When do the heavy radio listeners listen to radio? The next table shows the time spent on radio listening by different time periods within the day. In this table, we have shown the time spent listening (in hours) by heavy and non-heavy radio listeners, and we computed an index that is the ratio of the two numbers. Therefore, a high index means that the heavy radio listeners spends relatively much more time. The heavy radio listeners simply listen to more radio at all times of day. Relatively speaking, the differences in time spent are least (that is, the indices are smallest) during the prime dayparts for radio (namely, between 6am and 10am). The absolute gap in time spent is during the day on weekdays. This points to the fact that someone can accumulate a very large number of radio listening hours if they either stay at home with the radio in playing in the background, or if they work in an environment where the radio is playing.

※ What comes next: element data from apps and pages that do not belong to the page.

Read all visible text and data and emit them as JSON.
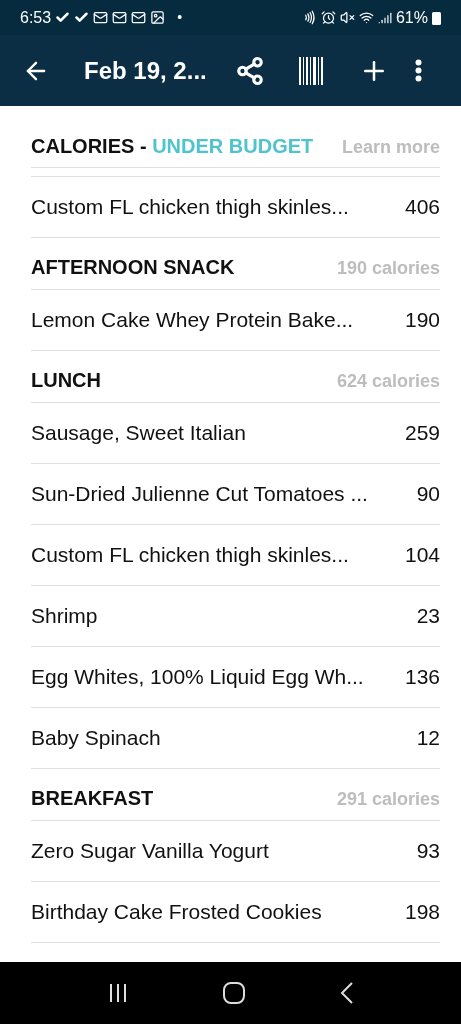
{
  "status_bar": {
    "time": "6:53",
    "dot": "•",
    "battery": "61%"
  },
  "app_bar": {
    "title": "Feb 19, 2..."
  },
  "summary": {
    "label": "CALORIES - ",
    "status": "UNDER BUDGET",
    "link": "Learn more"
  },
  "top_items": [
    {
      "name": "Custom FL chicken thigh skinles...",
      "calories": "406"
    }
  ],
  "meals": [
    {
      "title": "AFTERNOON SNACK",
      "total": "190 calories",
      "items": [
        {
          "name": "Lemon Cake Whey Protein Bake...",
          "calories": "190"
        }
      ]
    },
    {
      "title": "LUNCH",
      "total": "624 calories",
      "items": [
        {
          "name": "Sausage, Sweet Italian",
          "calories": "259"
        },
        {
          "name": "Sun-Dried Julienne Cut Tomatoes ...",
          "calories": "90"
        },
        {
          "name": "Custom FL chicken thigh skinles...",
          "calories": "104"
        },
        {
          "name": "Shrimp",
          "calories": "23"
        },
        {
          "name": "Egg Whites, 100% Liquid Egg Wh...",
          "calories": "136"
        },
        {
          "name": "Baby Spinach",
          "calories": "12"
        }
      ]
    },
    {
      "title": "BREAKFAST",
      "total": "291 calories",
      "items": [
        {
          "name": "Zero Sugar Vanilla Yogurt",
          "calories": "93"
        },
        {
          "name": "Birthday Cake Frosted Cookies",
          "calories": "198"
        }
      ]
    }
  ]
}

|Daypart||Radio daily listening hours by Heavy Radio Listeners||Radio daily listening hours by Non-Heavy Radio Listeners||Index|
What do these heavy radio listeners listen to on radio? The next table shows the types of program regularly listened to by heavy and non-heavy radio listeners. Since all the indices are greater than 100, the heavy radio listeners simply listen to more of everything.
|Radio Program Type||% Heavy Radio Listeners
|% Non-Heavy Radio
|Top 40 hits||12%||6%||224|
|Spanish pop music||27%||17%||162|
|Spanish rock music||21%||11%||191|
|Portuguese pop music||33%||24%||141|
|Portuguese rock music||11%||7%||169|
|English pop music||31%||18%||172|
|English rock music||21%||11%||184|
If we consider the fact that each person has exactly 24 hours at their disposal each day, then what one does becomes an allocation problem within a constrained budget. At any moment, there are multiple available choices and the person chooses whichever maximizes his/her utility (in the sense used by economists). As we have reported in the beginning, the average Latin American spends an average of 2.7 hours per day listening to radio (possibly concurrently with other types of activities such as housework or commuting). By comparison, this same average Latin American spends an average of 4.49 hours a day watching television.
The heavy radio listener spends an average of 4.43 hours a day watching television, compared to the 4.51 hours for the non-heavy radio listener. So the radio listening did not significantly displace television viewing by heavy radio listeners.
(posted by Roland Soong on 12/2/00)
(Return to Zona Latina's Home Page)